-- Supplied information follows --

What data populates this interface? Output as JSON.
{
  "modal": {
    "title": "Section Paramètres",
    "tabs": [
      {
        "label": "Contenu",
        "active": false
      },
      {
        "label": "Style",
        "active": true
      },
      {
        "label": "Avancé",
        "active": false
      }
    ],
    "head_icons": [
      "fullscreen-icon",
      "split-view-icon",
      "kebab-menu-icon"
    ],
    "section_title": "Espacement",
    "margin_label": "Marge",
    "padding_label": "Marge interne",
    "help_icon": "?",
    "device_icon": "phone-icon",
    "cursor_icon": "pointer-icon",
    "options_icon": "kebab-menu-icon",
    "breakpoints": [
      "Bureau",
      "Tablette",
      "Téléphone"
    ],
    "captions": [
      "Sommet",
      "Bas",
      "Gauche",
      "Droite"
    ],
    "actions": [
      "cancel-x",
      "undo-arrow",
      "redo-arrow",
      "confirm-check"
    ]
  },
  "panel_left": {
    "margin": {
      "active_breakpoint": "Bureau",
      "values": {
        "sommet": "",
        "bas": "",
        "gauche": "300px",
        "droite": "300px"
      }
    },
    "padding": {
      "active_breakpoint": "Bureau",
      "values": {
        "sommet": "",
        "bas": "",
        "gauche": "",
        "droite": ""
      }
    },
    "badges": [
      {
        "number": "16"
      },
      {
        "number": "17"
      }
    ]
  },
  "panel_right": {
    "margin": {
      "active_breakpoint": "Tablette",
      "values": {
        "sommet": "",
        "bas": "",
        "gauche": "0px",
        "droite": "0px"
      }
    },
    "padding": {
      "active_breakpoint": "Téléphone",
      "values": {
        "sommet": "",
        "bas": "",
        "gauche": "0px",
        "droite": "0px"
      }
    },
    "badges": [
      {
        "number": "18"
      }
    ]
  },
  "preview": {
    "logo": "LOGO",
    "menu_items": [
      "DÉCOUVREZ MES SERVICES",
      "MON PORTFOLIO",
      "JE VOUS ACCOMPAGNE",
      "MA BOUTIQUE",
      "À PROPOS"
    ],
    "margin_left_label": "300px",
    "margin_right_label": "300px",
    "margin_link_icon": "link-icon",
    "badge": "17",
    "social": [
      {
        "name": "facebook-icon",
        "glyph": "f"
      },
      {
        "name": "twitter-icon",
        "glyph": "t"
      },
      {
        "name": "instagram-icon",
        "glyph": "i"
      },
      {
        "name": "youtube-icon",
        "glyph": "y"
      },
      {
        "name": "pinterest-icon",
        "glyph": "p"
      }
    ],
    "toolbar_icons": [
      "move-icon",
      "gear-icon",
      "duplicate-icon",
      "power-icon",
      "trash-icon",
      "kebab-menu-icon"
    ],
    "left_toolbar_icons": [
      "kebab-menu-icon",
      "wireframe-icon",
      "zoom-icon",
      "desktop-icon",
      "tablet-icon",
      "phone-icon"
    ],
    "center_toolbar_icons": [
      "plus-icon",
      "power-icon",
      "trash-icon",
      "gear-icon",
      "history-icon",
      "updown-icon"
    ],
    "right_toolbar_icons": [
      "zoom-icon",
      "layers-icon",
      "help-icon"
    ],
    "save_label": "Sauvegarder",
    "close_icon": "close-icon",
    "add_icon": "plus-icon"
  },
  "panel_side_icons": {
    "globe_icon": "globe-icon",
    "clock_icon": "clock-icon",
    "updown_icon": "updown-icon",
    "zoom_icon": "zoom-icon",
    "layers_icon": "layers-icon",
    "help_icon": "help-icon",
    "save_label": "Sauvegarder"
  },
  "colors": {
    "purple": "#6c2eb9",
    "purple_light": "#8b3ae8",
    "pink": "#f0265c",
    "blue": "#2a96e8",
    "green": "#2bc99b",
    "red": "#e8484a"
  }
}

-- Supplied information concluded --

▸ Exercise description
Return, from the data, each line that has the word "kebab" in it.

▸ Exercise solution
      "kebab-menu-icon"
    "options_icon": "kebab-menu-icon",
      "kebab-menu-icon"
      "kebab-menu-icon",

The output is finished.